Today it is a case of the grasshopper pitted against the elephant. But tomorrow the elephant will have its guts ripped out. Le Loi, Vietnamese emperor, 15th Century.

Monday, November 10, 2014

Who will lead Arizona Democrats to victory in 2016?

Names are already being bandied about as speculative competitors for Arizona Democratic Party state chair. What I've not heard is anything from current chairman Bill Roe about his intentions for 2015-2016.

The first thing that will be important to me, in the event we will be electing new blood to the position, is that we have a strong, progressive populist voice (see quotes from Richard Trumka's op-ed cited in yesterday's blog post).

Populist as opposed to promoting the corporate Democratic perspective.

I do not necessarily believe that any rumor that's begun circulating is very credible at this point. But to the degree that any given rumor starts a buzz that gets loud enough, it could become credible. Trial balloons, as they say.

One rumor I've heard has to do with Kyrsten Sinema, who I commend for winning re-election to Congress. But she has been anything but populist in representing Arizona's 9th District.

By the way, she already refuses to speak with me, take my calls or even look in my eyes when we are face to face. So, I don't particularly give a shit how mad she'll be about this.

People (both Rs and Ds) have been of the mindset that she intends to run for the US Senate in 2016. That first came up before McCain started hinting about a 2016 run for re-election. How old is he now?

Sinema, in her younger days, was actually more inclined to promote progressive and populist ideas and ideals. But she adapted when the political climate wasn't solid enough to support her election from that perspective. When first elected to Congress, she obtained a coveted position on the House Financial Services committee.

That was widely understood to be for the purpose of facilitating corporate fundraising for re-election. I saw no rebuttal of that conventional wisdom anywhere. As a result, her votes on financial services related bills favored the predatory industry her committee was supposed to be overseeing on behalf of the American electorate.

Whether she actually runs for US Senate (in 2016) or not remains to be seen.

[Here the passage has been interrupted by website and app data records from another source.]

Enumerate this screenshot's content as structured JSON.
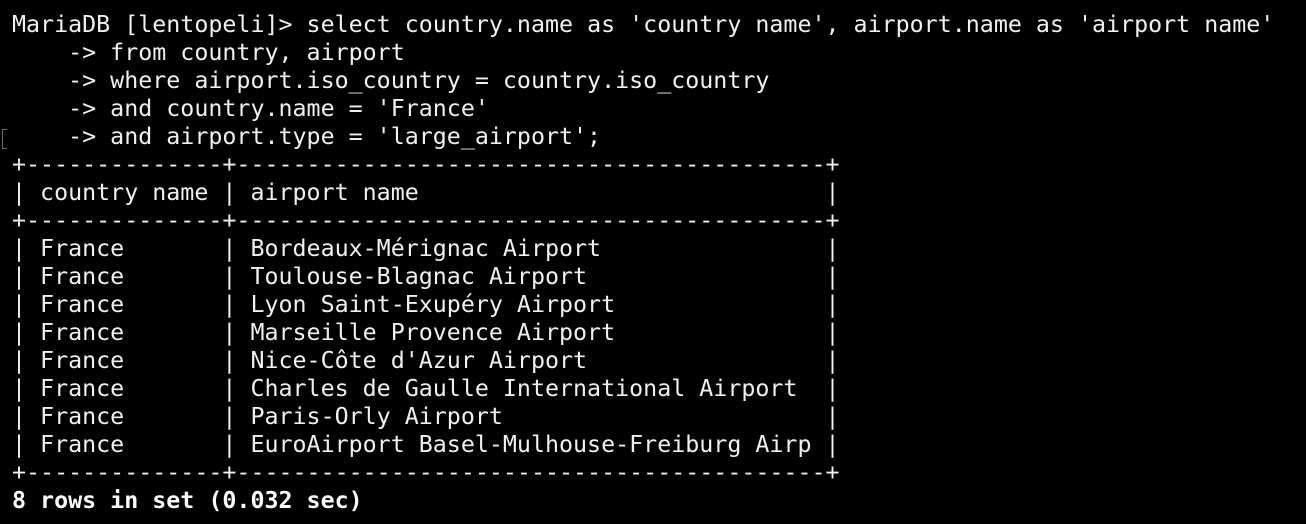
{
  "terminal": {
    "prompt": "MariaDB [lentopeli]> ",
    "query_lines": [
      "select country.name as 'country name', airport.name as 'airport name'",
      "    -> from country, airport",
      "    -> where airport.iso_country = country.iso_country",
      "    -> and country.name = 'France'",
      "    -> and airport.type = 'large_airport';"
    ],
    "table": {
      "border": "+--------------+------------------------------------------+",
      "header": "| country name | airport name                             |",
      "rows": [
        "| France       | Bordeaux-Mérignac Airport                |",
        "| France       | Toulouse-Blagnac Airport                 |",
        "| France       | Lyon Saint-Exupéry Airport               |",
        "| France       | Marseille Provence Airport               |",
        "| France       | Nice-Côte d'Azur Airport                 |",
        "| France       | Charles de Gaulle International Airport  |",
        "| France       | Paris-Orly Airport                       |",
        "| France       | EuroAirport Basel-Mulhouse-Freiburg Airp |"
      ]
    },
    "summary": "8 rows in set (0.032 sec)"
  }
}
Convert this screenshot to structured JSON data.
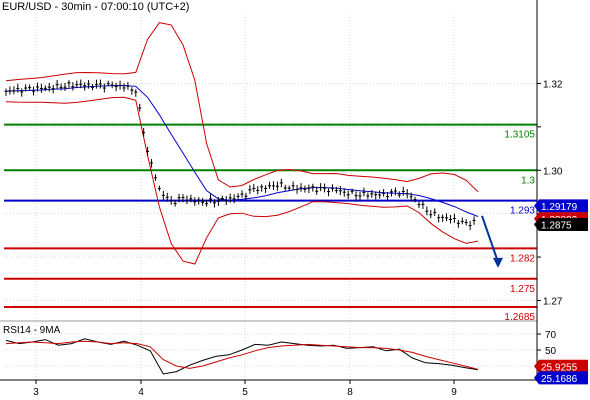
{
  "header": {
    "title": "EUR/USD - 30min - 07:00:10 (UTC+2)"
  },
  "colors": {
    "resistance": "#008000",
    "pivot": "#0000cc",
    "support": "#cc0000",
    "bollinger": "#cc0000",
    "moving_average": "#0000cc",
    "candles": "#000000",
    "rsi_line": "#000000",
    "rsi_signal": "#cc0000",
    "arrow": "#003399",
    "grid": "#d8d8d8"
  },
  "chart_data": [
    {
      "type": "candlestick",
      "title": "EUR/USD - 30min - 07:00:10 (UTC+2)",
      "x_tick_labels": [
        "3",
        "4",
        "5",
        "8",
        "9"
      ],
      "y_ticks": [
        1.27,
        1.28,
        1.29,
        1.3,
        1.31,
        1.32
      ],
      "y_tick_labels": [
        "1.27",
        "",
        "1.29",
        "1.30",
        "",
        "1.32"
      ],
      "ylim": [
        1.2655,
        1.336
      ],
      "levels": [
        {
          "value": 1.3105,
          "label": "1.3105",
          "role": "resistance"
        },
        {
          "value": 1.3,
          "label": "1.3",
          "role": "resistance"
        },
        {
          "value": 1.293,
          "label": "1.293",
          "role": "pivot"
        },
        {
          "value": 1.282,
          "label": "1.282",
          "role": "support"
        },
        {
          "value": 1.275,
          "label": "1.275",
          "role": "support"
        },
        {
          "value": 1.2685,
          "label": "1.2685",
          "role": "support"
        }
      ],
      "price_badges": [
        {
          "value": 1.29179,
          "label": "1.29179",
          "style": "blue"
        },
        {
          "value": 1.28882,
          "label": "1.28882",
          "style": "red"
        },
        {
          "value": 1.2875,
          "label": "1.2875",
          "style": "black"
        }
      ],
      "close_series": [
        1.3182,
        1.3184,
        1.3186,
        1.3188,
        1.3192,
        1.3196,
        1.3198,
        1.3195,
        1.3194,
        1.3195,
        1.3193,
        1.3185,
        1.3045,
        1.2955,
        1.2925,
        1.2935,
        1.293,
        1.2928,
        1.2931,
        1.2934,
        1.294,
        1.2955,
        1.296,
        1.2968,
        1.2962,
        1.2958,
        1.2957,
        1.2955,
        1.2954,
        1.2948,
        1.2945,
        1.2945,
        1.2942,
        1.2948,
        1.2946,
        1.2925,
        1.2902,
        1.2892,
        1.2885,
        1.2875,
        1.2882
      ],
      "projection": {
        "from": 1.2895,
        "to": 1.2775
      }
    },
    {
      "type": "line",
      "title": "RSI14 - 9MA",
      "y_ticks": [
        30,
        50,
        70
      ],
      "ylim": [
        15,
        85
      ],
      "series": [
        {
          "role": "rsi",
          "values": [
            62,
            58,
            60,
            63,
            56,
            58,
            64,
            60,
            57,
            61,
            56,
            49,
            20,
            23,
            31,
            37,
            42,
            44,
            50,
            57,
            56,
            60,
            58,
            56,
            55,
            56,
            52,
            53,
            54,
            49,
            51,
            40,
            34,
            33,
            31,
            28,
            25.2
          ]
        },
        {
          "role": "ma",
          "values": [
            58,
            59,
            60,
            59,
            58,
            60,
            61,
            60,
            58,
            59,
            58,
            54,
            38,
            30,
            27,
            30,
            35,
            40,
            44,
            49,
            53,
            55,
            56,
            57,
            56,
            55,
            54,
            53,
            53,
            52,
            50,
            47,
            42,
            38,
            34,
            30,
            25.9
          ]
        }
      ],
      "value_badges": [
        {
          "value": 25.9255,
          "label": "25.9255",
          "style": "red"
        },
        {
          "value": 25.1686,
          "label": "25.1686",
          "style": "blue"
        }
      ]
    }
  ]
}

Now, speculation has it that Sinema has a favored candidate for ADP chair. The name I've heard (I will wait before saying who I've heard it is) is someone who has attitude (a good thing) but may be too heavily oriented toward corporatism. We've already seen that to be a problem.

Not that Bill Roe is a corporatist, but that our candidates were unable to muster enough of a populist message to win ANY of the statewide offices.

We're not going to get Elizabeth Warren to move to Arizona to run for state chair. But we need a voice like hers.

I believe we will be able to get one.

Today it is a case of the grasshopper pitted against the elephant. But tomorrow the elephant will have its guts ripped out. Le Loi, Vietnamese emperor, 15th Century.